The South’s Hispanic population has grown by 70 percent in recent years, surpassing 2.3 million people in 2010, when the last U.S. Census was taken. Many of these individuals have settled in rural communities, filling agricultural and other jobs and sending their children to public school.
Racial and ethnic minorities now make up over 20 percent of the entire rural population in 10 southern states, from Florida to Virginia.
U.S. President Donald Trump enters House chamber to deliver the State of the Union address before Congress, 2019. AP Photo/Carolyn Kaster
Democrats’ rural base
Democrats can and should court these communities if they want to win in the South. Stacy Abrams knows that. She even opened her speech wishing viewers a “happy Lunar New Year,” a nod to Chinese-Americans.
The overwhelming majority of black rural Southern residents are Democrats. Asian-American and Latino voters across the nation lean Democratic.
Abrams won big in rural northern Georgia, in places like Calhoun County, which in addition to being heavily African-American has one of the highest Latino populations in the state outside Atlanta.
Abrams benefited not just from rural votes but also from their turnout.
In predominantly black and rural Washington County, Georgia, where Abrams received 69 percent of the primary vote, the turnout rate nearly doubled from 2014. From the first days of her campaign, Abrams targeted rural voters, bringing them into the electoral process.
She did the same thing for the Democratic Party in the general election.
Abrams’ State of the Union response also focused on an issue that has marred Southern elections for over a century: minority voter exclusion.
“Let’s be clear,” she said. “Voter suppression is real. From making it harder to register and stay on the rolls to moving and closing polling places, to rejecting lawful ballots, we can no longer ignore these threats to democracy.”
Abrams’ focus on voter suppression as a candidate was appealing to people of color, some of whom learned late in the 2018 campaign season that many of their ranks had been purged from voting rolls.
Some 107,000 people were removed from Georgia’s voter registration list because they hadn’t voted in previous elections. Another 50,000 applications to vote submitted by black, Asian and Latino Georgians were invalidated because of Georgia’s “exact match” law, which requires that the name on voter registration applications match exactly the information already on file with the government.
Voting rights groups said the law amounted to voter suppression, and blamed Abrams’ narrow loss on fraud by then-Secretary of State Brian Kemp, her opponent. Kemp denied the accusations and said his office was working to ensure “election integrity.”

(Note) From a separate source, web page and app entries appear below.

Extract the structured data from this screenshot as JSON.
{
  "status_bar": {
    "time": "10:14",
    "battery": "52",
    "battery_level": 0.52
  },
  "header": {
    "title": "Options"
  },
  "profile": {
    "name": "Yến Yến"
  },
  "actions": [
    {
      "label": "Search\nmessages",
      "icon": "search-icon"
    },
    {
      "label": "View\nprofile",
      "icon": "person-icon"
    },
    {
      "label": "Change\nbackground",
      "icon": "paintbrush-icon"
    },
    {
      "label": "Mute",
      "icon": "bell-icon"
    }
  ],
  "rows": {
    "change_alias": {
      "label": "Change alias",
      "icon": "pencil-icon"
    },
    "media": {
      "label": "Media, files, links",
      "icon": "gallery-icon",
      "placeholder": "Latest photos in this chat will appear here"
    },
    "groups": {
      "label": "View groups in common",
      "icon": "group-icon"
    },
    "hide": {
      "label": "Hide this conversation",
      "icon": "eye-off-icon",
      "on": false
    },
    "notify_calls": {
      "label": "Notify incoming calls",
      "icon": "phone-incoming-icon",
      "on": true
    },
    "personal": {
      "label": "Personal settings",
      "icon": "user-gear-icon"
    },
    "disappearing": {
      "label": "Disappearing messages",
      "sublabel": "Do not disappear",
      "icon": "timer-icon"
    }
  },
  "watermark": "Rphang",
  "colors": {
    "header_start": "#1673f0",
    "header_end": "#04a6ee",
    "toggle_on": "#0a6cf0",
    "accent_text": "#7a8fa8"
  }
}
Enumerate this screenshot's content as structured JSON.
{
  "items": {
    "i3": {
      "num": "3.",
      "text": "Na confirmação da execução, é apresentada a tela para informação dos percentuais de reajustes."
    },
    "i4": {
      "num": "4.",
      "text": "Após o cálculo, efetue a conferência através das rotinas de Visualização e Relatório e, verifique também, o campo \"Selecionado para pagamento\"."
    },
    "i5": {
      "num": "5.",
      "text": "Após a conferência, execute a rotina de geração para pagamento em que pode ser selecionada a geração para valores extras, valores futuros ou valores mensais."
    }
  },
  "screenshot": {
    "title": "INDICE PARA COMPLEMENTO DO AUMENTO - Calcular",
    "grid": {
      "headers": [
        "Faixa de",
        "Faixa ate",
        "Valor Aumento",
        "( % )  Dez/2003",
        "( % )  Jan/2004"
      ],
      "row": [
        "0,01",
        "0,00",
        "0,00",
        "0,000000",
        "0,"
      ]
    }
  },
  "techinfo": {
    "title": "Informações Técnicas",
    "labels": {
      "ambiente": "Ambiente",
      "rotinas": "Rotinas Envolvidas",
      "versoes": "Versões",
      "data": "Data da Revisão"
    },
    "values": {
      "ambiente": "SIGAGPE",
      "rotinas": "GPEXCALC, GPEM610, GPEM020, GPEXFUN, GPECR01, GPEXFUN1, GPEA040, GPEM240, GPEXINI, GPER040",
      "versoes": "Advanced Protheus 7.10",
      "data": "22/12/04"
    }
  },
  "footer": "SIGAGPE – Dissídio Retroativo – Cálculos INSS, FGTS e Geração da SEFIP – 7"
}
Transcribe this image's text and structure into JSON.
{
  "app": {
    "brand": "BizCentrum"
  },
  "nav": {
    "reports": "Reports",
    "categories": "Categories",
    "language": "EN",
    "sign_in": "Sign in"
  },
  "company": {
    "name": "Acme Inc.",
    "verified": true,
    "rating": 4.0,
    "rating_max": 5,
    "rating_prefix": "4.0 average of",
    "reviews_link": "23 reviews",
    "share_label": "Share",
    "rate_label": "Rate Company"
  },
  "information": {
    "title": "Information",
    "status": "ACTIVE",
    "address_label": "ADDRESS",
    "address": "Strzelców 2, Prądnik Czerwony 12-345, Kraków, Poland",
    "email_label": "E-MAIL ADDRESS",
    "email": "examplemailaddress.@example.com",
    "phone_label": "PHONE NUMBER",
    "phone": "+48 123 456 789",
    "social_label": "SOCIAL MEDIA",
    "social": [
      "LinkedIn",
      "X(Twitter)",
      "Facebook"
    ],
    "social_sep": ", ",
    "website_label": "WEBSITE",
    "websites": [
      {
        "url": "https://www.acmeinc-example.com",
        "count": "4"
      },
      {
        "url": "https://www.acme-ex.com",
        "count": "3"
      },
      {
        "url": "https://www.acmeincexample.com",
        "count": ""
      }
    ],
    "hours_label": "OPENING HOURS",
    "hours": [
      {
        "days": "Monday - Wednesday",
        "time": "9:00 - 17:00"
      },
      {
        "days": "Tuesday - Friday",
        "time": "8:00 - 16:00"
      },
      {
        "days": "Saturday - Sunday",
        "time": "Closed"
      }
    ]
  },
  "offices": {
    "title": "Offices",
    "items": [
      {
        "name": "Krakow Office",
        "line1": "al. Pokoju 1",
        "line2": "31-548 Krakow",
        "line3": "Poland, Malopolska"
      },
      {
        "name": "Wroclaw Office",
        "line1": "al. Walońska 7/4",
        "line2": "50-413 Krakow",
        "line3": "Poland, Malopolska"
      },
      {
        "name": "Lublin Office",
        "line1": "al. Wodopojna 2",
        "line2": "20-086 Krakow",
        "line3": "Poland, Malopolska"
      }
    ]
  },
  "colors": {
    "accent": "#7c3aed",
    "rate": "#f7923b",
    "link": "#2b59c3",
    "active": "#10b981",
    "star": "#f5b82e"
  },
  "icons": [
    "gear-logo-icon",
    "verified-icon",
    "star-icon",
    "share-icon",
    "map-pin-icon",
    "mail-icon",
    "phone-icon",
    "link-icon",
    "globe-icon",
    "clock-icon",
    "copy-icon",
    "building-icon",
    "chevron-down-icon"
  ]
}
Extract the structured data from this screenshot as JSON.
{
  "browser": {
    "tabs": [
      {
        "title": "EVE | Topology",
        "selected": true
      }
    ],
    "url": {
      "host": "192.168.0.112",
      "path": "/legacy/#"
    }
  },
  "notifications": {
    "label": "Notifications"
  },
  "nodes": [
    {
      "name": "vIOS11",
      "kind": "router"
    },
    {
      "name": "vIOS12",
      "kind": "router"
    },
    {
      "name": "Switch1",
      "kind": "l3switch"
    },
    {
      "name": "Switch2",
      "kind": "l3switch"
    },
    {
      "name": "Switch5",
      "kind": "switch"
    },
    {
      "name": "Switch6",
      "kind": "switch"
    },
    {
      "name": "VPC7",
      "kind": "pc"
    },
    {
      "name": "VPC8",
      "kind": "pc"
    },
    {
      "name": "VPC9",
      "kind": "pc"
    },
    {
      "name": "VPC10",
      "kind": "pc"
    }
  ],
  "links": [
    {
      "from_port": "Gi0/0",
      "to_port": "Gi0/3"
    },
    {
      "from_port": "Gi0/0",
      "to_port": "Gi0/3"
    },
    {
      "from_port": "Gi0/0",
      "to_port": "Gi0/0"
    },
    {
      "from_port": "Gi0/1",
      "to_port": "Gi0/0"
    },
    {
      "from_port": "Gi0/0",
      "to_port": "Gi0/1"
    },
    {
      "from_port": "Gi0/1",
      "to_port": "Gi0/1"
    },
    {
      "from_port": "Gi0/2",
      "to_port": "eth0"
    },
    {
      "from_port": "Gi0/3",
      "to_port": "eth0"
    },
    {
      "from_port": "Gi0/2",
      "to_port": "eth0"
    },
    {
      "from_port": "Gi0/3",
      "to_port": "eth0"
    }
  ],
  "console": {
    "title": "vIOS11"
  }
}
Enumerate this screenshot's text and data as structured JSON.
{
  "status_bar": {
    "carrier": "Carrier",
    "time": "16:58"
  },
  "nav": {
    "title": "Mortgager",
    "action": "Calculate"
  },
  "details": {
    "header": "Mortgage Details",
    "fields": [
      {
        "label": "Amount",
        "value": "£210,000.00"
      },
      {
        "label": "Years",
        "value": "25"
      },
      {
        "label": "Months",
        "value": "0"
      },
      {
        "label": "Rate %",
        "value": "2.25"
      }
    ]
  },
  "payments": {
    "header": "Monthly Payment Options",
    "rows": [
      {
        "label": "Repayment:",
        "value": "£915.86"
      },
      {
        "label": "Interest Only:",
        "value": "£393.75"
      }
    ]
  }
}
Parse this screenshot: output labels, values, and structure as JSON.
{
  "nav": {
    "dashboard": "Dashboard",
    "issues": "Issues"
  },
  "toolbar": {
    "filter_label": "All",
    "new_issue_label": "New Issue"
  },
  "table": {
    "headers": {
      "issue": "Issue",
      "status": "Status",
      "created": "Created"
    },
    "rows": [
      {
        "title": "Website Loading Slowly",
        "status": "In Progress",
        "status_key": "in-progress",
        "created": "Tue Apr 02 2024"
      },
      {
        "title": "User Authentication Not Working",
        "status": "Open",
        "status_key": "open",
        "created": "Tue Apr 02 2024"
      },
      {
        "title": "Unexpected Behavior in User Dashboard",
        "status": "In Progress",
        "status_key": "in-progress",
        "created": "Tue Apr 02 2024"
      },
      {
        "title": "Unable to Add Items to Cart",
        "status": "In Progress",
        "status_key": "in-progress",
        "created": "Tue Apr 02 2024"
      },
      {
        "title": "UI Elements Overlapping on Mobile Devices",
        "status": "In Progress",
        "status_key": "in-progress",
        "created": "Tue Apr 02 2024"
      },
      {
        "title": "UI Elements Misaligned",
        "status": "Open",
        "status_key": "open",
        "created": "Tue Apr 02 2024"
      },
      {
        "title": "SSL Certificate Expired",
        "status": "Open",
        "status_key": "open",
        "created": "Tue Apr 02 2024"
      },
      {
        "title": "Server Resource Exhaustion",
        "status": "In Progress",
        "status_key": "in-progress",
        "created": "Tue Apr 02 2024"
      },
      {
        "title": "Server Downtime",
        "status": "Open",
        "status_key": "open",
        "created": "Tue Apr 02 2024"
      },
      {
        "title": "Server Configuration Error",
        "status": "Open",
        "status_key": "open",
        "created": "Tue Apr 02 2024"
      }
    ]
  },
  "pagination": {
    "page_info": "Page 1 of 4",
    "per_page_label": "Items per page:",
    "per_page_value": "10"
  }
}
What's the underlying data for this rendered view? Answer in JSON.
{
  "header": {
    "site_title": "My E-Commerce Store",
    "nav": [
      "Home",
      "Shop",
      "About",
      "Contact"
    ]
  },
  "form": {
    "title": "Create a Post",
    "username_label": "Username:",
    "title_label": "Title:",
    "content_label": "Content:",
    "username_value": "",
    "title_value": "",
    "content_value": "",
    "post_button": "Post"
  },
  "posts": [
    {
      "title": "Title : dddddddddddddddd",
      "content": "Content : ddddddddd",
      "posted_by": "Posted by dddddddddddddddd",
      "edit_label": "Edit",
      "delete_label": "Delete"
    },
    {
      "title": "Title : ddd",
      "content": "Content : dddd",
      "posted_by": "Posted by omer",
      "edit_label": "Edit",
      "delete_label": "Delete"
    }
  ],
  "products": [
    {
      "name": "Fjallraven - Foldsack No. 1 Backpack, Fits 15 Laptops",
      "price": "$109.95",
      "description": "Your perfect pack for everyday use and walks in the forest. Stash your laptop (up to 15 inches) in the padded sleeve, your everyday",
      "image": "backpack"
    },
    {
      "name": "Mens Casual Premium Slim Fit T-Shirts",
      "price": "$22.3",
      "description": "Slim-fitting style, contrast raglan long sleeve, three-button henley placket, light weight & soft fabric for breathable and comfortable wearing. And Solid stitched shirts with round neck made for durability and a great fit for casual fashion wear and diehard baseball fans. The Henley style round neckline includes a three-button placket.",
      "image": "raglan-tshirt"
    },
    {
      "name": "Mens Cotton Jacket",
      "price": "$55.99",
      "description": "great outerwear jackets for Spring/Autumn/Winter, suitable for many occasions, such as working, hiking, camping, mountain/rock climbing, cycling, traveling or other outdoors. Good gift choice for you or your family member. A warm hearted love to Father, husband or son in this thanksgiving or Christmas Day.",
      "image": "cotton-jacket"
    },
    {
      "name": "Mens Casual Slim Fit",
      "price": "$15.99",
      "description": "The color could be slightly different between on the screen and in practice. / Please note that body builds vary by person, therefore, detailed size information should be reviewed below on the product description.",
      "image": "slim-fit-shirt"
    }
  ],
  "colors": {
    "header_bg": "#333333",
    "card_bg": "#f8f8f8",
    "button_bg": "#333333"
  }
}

Georgia’s exact match law disproportionately affects immigrants who had recently become citizens as well as Asian-Americans, who in 2016 were six times more likely to have their applications rejected because the names they registered to vote with differed minutely from their names on other identification forms.
Because of her political accomplishments, charisma – and, now, her national name recognition – Abrams’ importance for the Democratic Party goes beyond her obvious appeal to African-Americans and women.
If Democrats want to win big in 2020, they’ll need Stacey Abrams.